“No ‘buts’. Pajamas.”
“But isn’t that where butts go?”
Ignoring his crude joke, I herd them up the stairs. “Teeth need to be brushed.”
Hamlet watches me place Lear into his crib. “Why doesn’t Lear need to brush his teeth?”
“Because he doesn’t have any.”
“If I don’t have any teeth will I have to brush?”
“Keep blowing it off and that’s exactly what you’ll get.”
I lay everyone’s pajamas out on their beds just to speed up the process then go corral them out of the bathroom. Othello has flung toothpaste into Hamlet’s face and Hamlet retaliated by dipping his attacker’s toothbrush in the toilet.
I’m so glad I’m an only child.
Finally, they’re all in bed. As I flip off the light in Othello’s room, I hear Hamlet call, “Amanda, will you tell me a story?” Hamlet’s idea of a story is adding ‘and then everyone died’ at the end of every sentence. I oblige him.
The downstairs at night is a creepy place. Across the room, the microwave clock glows angrily at me and I swear I hear the door open. To keep my mind from wandering, I pick up one of Hamlet’s books. It gets put down when I realize I’m reading Mr. Zucky Buys a Puppy.
What am I supposed to do? Twiddle my thumbs? I stumble over to the television where I blindly pick out a DVD. Anything....except Care Bears. What are three school-aged boys doing with Care Bears? You know what? I don’t wanna know.

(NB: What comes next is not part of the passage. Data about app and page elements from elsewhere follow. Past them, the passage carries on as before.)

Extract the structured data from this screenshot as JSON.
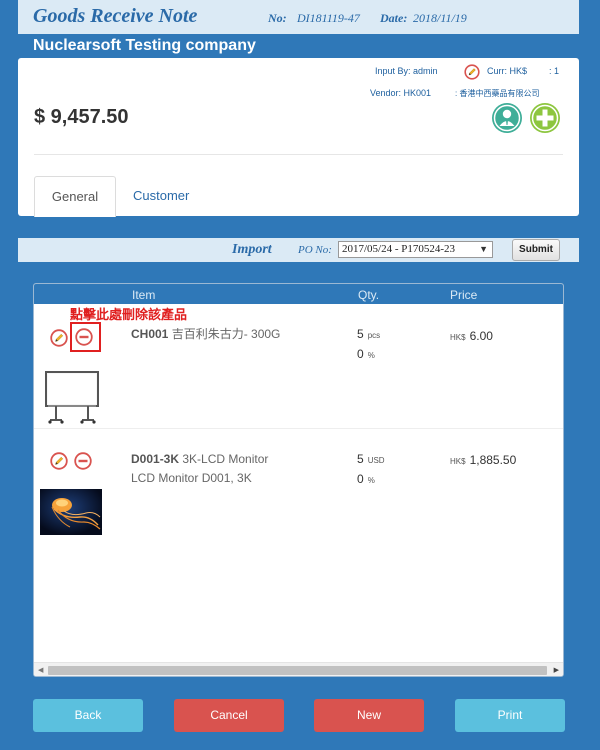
{
  "title_bar": {
    "title": "Goods Receive Note",
    "no_label": "No:",
    "no_value": "DI181119-47",
    "date_label": "Date:",
    "date_value": "2018/11/19"
  },
  "company": "Nuclearsoft Testing company",
  "info": {
    "input_by": "Input By: admin",
    "currency": "Curr: HK$",
    "rate": ": 1",
    "vendor": "Vendor: HK001",
    "vendor_name": ": 香港中西藥品有限公司",
    "amount": "$ 9,457.50"
  },
  "tabs": [
    {
      "label": "General",
      "active": true
    },
    {
      "label": "Customer",
      "active": false
    }
  ],
  "import_bar": {
    "import_label": "Import",
    "po_label": "PO No:",
    "po_selected": "2017/05/24 - P170524-23",
    "submit_label": "Submit"
  },
  "grid": {
    "headers": {
      "item": "Item",
      "qty": "Qty.",
      "price": "Price"
    },
    "annotation": "點擊此處刪除該產品",
    "rows": [
      {
        "code": "CH001",
        "desc_line1": "吉百利朱古力- 300G",
        "desc_line2": "",
        "qty": "5",
        "qty_unit": "pcs",
        "discount": "0",
        "discount_unit": "%",
        "price_currency": "HK$",
        "price": "6.00"
      },
      {
        "code": "D001-3K",
        "desc_line1": "3K-LCD Monitor",
        "desc_line2": "LCD Monitor D001, 3K",
        "qty": "5",
        "qty_unit": "USD",
        "discount": "0",
        "discount_unit": "%",
        "price_currency": "HK$",
        "price": "1,885.50"
      }
    ]
  },
  "buttons": {
    "back": "Back",
    "cancel": "Cancel",
    "new": "New",
    "print": "Print"
  },
  "colors": {
    "page_bg": "#2f78b8",
    "header_bar": "#dbeaf5",
    "info_btn": "#5bc0de",
    "danger_btn": "#d9534f",
    "highlight": "#e02020"
  }
}
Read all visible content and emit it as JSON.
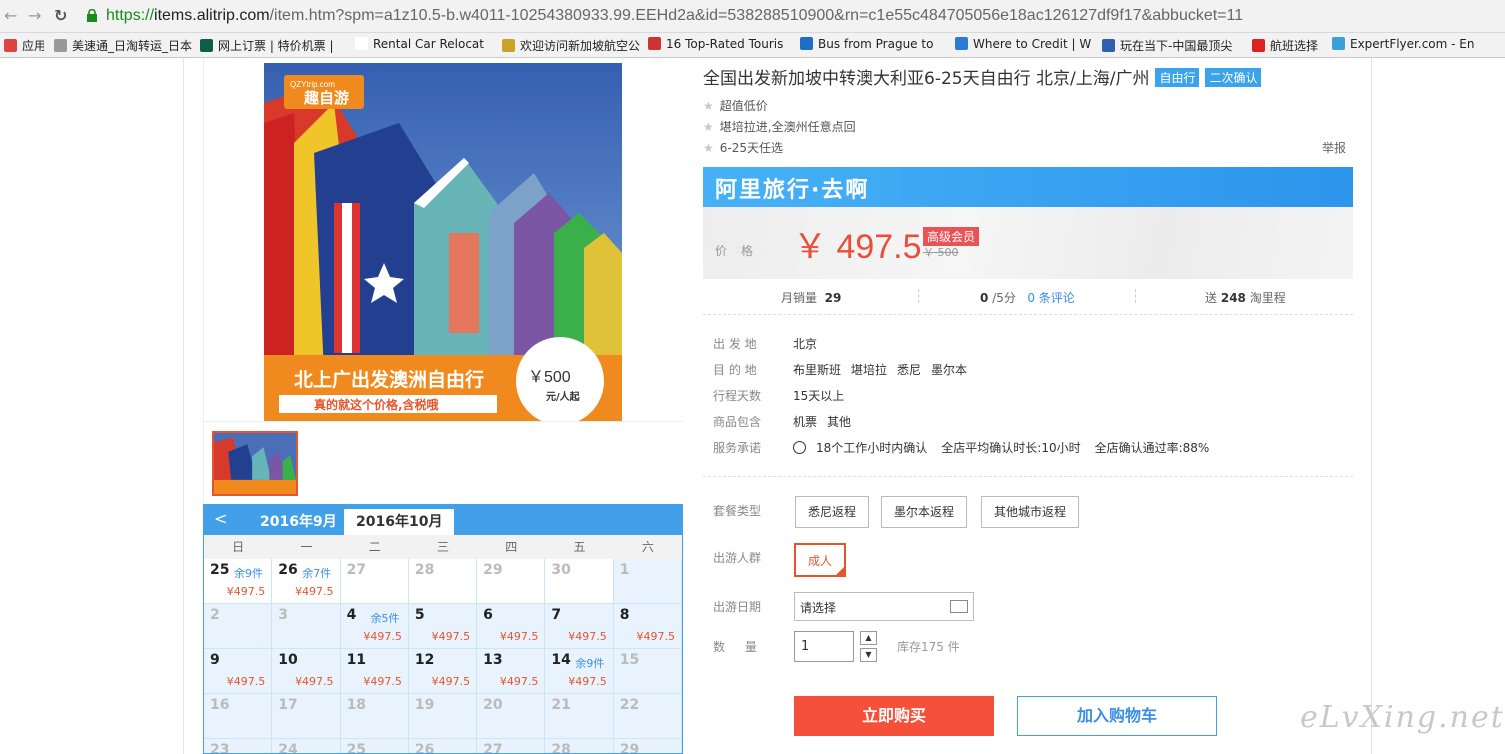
{
  "browser": {
    "url_scheme": "https://",
    "url_host": "items.alitrip.com",
    "url_path": "/item.htm?spm=a1z10.5-b.w4011-10254380933.99.EEHd2a&id=538288510900&rn=c1e55c484705056e18ac126127df9f17&abbucket=11",
    "bookmarks": [
      {
        "label": "应用",
        "color": "#d44"
      },
      {
        "label": "美速通_日淘转运_日本",
        "color": "#999"
      },
      {
        "label": "网上订票 | 特价机票 |",
        "color": "#0a5e4a"
      },
      {
        "label": "Rental Car Relocatio",
        "color": "#fff"
      },
      {
        "label": "欢迎访问新加坡航空公",
        "color": "#c9a227"
      },
      {
        "label": "16 Top-Rated Touris",
        "color": "#c33"
      },
      {
        "label": "Bus from Prague to",
        "color": "#1e6ec8"
      },
      {
        "label": "Where to Credit | W",
        "color": "#2a7bd8"
      },
      {
        "label": "玩在当下-中国最顶尖",
        "color": "#2e5fb0"
      },
      {
        "label": "航班选择",
        "color": "#d22"
      },
      {
        "label": "ExpertFlyer.com - En",
        "color": "#3aa0d8"
      }
    ]
  },
  "product": {
    "title": "全国出发新加坡中转澳大利亚6-25天自由行 北京/上海/广州",
    "tags": [
      "自由行",
      "二次确认"
    ],
    "features": [
      "超值低价",
      "堪培拉进,全澳州任意点回",
      "6-25天任选"
    ],
    "report": "举报",
    "image": {
      "brand_site": "QZYtrip.com",
      "brand_name": "趣自游",
      "headline": "北上广出发澳洲自由行",
      "subline": "真的就这个价格,含税哦",
      "badge_price": "￥500",
      "badge_unit": "元/人起"
    }
  },
  "banner": {
    "text": "阿里旅行·去啊"
  },
  "price": {
    "label": "价格",
    "value": "￥ 497.5",
    "vip_tag": "高级会员",
    "original": "￥ 500"
  },
  "stats": {
    "monthly_sales_label": "月销量",
    "monthly_sales": "29",
    "rating": "0",
    "rating_suffix": "/5分",
    "reviews": "0 条评论",
    "points_prefix": "送",
    "points": "248",
    "points_suffix": "淘里程"
  },
  "info": [
    {
      "label": "出 发 地",
      "values": [
        "北京"
      ]
    },
    {
      "label": "目 的 地",
      "values": [
        "布里斯班",
        "堪培拉",
        "悉尼",
        "墨尔本"
      ]
    },
    {
      "label": "行程天数",
      "values": [
        "15天以上"
      ]
    },
    {
      "label": "商品包含",
      "values": [
        "机票",
        "其他"
      ]
    },
    {
      "label": "服务承诺",
      "values": [
        "18个工作小时内确认",
        "全店平均确认时长:10小时",
        "全店确认通过率:88%"
      ]
    }
  ],
  "options": {
    "package_label": "套餐类型",
    "packages": [
      "悉尼返程",
      "墨尔本返程",
      "其他城市返程"
    ],
    "group_label": "出游人群",
    "group_selected": "成人",
    "date_label": "出游日期",
    "date_placeholder": "请选择",
    "qty_label": "数 量",
    "qty_value": "1",
    "stock_text": "库存175 件"
  },
  "actions": {
    "buy": "立即购买",
    "cart": "加入购物车"
  },
  "calendar": {
    "month_prev": "2016年9月",
    "month_current": "2016年10月",
    "weekdays": [
      "日",
      "一",
      "二",
      "三",
      "四",
      "五",
      "六"
    ],
    "cells": [
      {
        "day": "25",
        "stock": "余9件",
        "price": "¥497.5",
        "state": "avail"
      },
      {
        "day": "26",
        "stock": "余7件",
        "price": "¥497.5",
        "state": "avail"
      },
      {
        "day": "27",
        "stock": "",
        "price": "",
        "state": "dim"
      },
      {
        "day": "28",
        "stock": "",
        "price": "",
        "state": "dim"
      },
      {
        "day": "29",
        "stock": "",
        "price": "",
        "state": "dim"
      },
      {
        "day": "30",
        "stock": "",
        "price": "",
        "state": "dim"
      },
      {
        "day": "1",
        "stock": "",
        "price": "",
        "state": "dimblue"
      },
      {
        "day": "2",
        "stock": "",
        "price": "",
        "state": "dimblue"
      },
      {
        "day": "3",
        "stock": "",
        "price": "",
        "state": "dimblue"
      },
      {
        "day": "4",
        "stock": "余5件",
        "price": "¥497.5",
        "state": "in"
      },
      {
        "day": "5",
        "stock": "",
        "price": "¥497.5",
        "state": "in"
      },
      {
        "day": "6",
        "stock": "",
        "price": "¥497.5",
        "state": "in"
      },
      {
        "day": "7",
        "stock": "",
        "price": "¥497.5",
        "state": "in"
      },
      {
        "day": "8",
        "stock": "",
        "price": "¥497.5",
        "state": "in"
      },
      {
        "day": "9",
        "stock": "",
        "price": "¥497.5",
        "state": "in"
      },
      {
        "day": "10",
        "stock": "",
        "price": "¥497.5",
        "state": "in"
      },
      {
        "day": "11",
        "stock": "",
        "price": "¥497.5",
        "state": "in"
      },
      {
        "day": "12",
        "stock": "",
        "price": "¥497.5",
        "state": "in"
      },
      {
        "day": "13",
        "stock": "",
        "price": "¥497.5",
        "state": "in"
      },
      {
        "day": "14",
        "stock": "余9件",
        "price": "¥497.5",
        "state": "in"
      },
      {
        "day": "15",
        "stock": "",
        "price": "",
        "state": "dimblue"
      },
      {
        "day": "16",
        "stock": "",
        "price": "",
        "state": "dimblue"
      },
      {
        "day": "17",
        "stock": "",
        "price": "",
        "state": "dimblue"
      },
      {
        "day": "18",
        "stock": "",
        "price": "",
        "state": "dimblue"
      },
      {
        "day": "19",
        "stock": "",
        "price": "",
        "state": "dimblue"
      },
      {
        "day": "20",
        "stock": "",
        "price": "",
        "state": "dimblue"
      },
      {
        "day": "21",
        "stock": "",
        "price": "",
        "state": "dimblue"
      },
      {
        "day": "22",
        "stock": "",
        "price": "",
        "state": "dimblue"
      },
      {
        "day": "23",
        "stock": "",
        "price": "",
        "state": "dimblue"
      },
      {
        "day": "24",
        "stock": "",
        "price": "",
        "state": "dimblue"
      },
      {
        "day": "25",
        "stock": "",
        "price": "",
        "state": "dimblue"
      },
      {
        "day": "26",
        "stock": "",
        "price": "",
        "state": "dimblue"
      },
      {
        "day": "27",
        "stock": "",
        "price": "",
        "state": "dimblue"
      },
      {
        "day": "28",
        "stock": "",
        "price": "",
        "state": "dimblue"
      },
      {
        "day": "29",
        "stock": "",
        "price": "",
        "state": "dimblue"
      }
    ]
  },
  "watermark": "eLvXing.net",
  "colors": {
    "accent_blue": "#42a0e9",
    "price_red": "#e94f3a",
    "buy_red": "#f5503a"
  }
}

Too lazy to switch the movies, I press play. The overly happy face of Mr. Cherrywood, the orphanage owner, greets me. I wonder how he can do it. Four is enough. At one low point, I catch myself wishing for friends like the Care Bears.
By the time the Clarks walk through the door, I’ve moved on to the special features. They look at me like I’m insane. After a night with their children I probably am. I don’t care, though, as long as I get my money.
“We’ll call and schedule next week,” Mrs. Clark tells me.
“Sounds great,” I shoot them a charming smile and pull the door closed behind me.